**Goal of the exercise:**
Take the entries below and write them out exactly, with each picture removed.

**Source data:**
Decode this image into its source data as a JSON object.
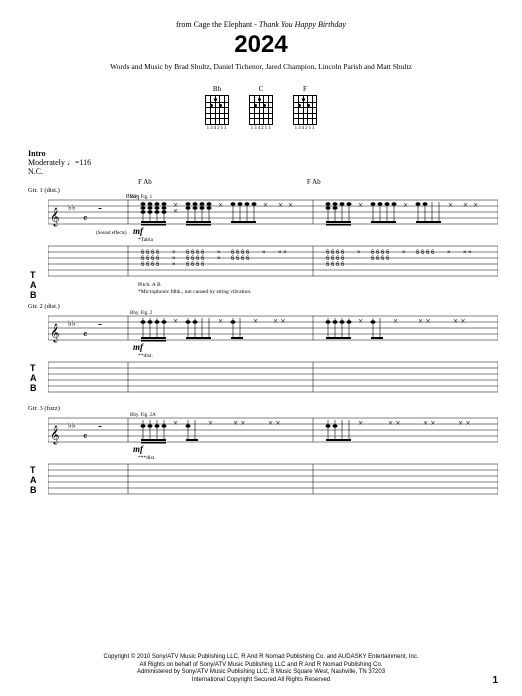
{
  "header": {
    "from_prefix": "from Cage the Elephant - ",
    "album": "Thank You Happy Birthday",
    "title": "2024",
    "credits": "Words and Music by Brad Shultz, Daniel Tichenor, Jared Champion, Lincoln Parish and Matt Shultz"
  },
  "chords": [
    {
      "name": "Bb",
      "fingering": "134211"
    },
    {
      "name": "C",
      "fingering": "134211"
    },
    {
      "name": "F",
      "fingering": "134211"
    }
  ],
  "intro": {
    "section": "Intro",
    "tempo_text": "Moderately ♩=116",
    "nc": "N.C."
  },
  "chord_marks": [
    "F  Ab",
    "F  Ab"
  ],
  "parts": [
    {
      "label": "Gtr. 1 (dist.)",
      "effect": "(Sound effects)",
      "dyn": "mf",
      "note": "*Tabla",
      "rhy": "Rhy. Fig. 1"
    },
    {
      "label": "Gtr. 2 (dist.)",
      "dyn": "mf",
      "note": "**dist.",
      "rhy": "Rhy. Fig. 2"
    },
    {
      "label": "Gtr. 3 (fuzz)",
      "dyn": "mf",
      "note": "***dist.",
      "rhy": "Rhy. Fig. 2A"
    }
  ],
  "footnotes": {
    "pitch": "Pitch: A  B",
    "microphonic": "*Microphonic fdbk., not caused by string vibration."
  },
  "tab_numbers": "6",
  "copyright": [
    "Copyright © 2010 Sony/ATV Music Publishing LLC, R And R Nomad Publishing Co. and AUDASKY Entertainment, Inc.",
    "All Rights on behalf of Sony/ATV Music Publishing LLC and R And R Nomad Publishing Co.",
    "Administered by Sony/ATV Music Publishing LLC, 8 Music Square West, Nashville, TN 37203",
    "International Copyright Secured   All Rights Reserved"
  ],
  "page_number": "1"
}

**Written answer:**
Decode this image into its source data as a JSON object.
{
  "header": {
    "from_prefix": "from Cage the Elephant - ",
    "album": "Thank You Happy Birthday",
    "title": "2024",
    "credits": "Words and Music by Brad Shultz, Daniel Tichenor, Jared Champion, Lincoln Parish and Matt Shultz"
  },
  "chords": [
    {
      "name": "Bb",
      "fingering": "134211"
    },
    {
      "name": "C",
      "fingering": "134211"
    },
    {
      "name": "F",
      "fingering": "134211"
    }
  ],
  "intro": {
    "section": "Intro",
    "tempo_text": "Moderately ♩=116",
    "nc": "N.C."
  },
  "chord_marks": [
    "F  Ab",
    "F  Ab"
  ],
  "parts": [
    {
      "label": "Gtr. 1 (dist.)",
      "effect": "(Sound effects)",
      "dyn": "mf",
      "note": "*Tabla",
      "rhy": "Rhy. Fig. 1"
    },
    {
      "label": "Gtr. 2 (dist.)",
      "dyn": "mf",
      "note": "**dist.",
      "rhy": "Rhy. Fig. 2"
    },
    {
      "label": "Gtr. 3 (fuzz)",
      "dyn": "mf",
      "note": "***dist.",
      "rhy": "Rhy. Fig. 2A"
    }
  ],
  "footnotes": {
    "pitch": "Pitch: A  B",
    "microphonic": "*Microphonic fdbk., not caused by string vibration."
  },
  "tab_numbers": "6",
  "copyright": [
    "Copyright © 2010 Sony/ATV Music Publishing LLC, R And R Nomad Publishing Co. and AUDASKY Entertainment, Inc.",
    "All Rights on behalf of Sony/ATV Music Publishing LLC and R And R Nomad Publishing Co.",
    "Administered by Sony/ATV Music Publishing LLC, 8 Music Square West, Nashville, TN 37203",
    "International Copyright Secured   All Rights Reserved"
  ],
  "page_number": "1"
}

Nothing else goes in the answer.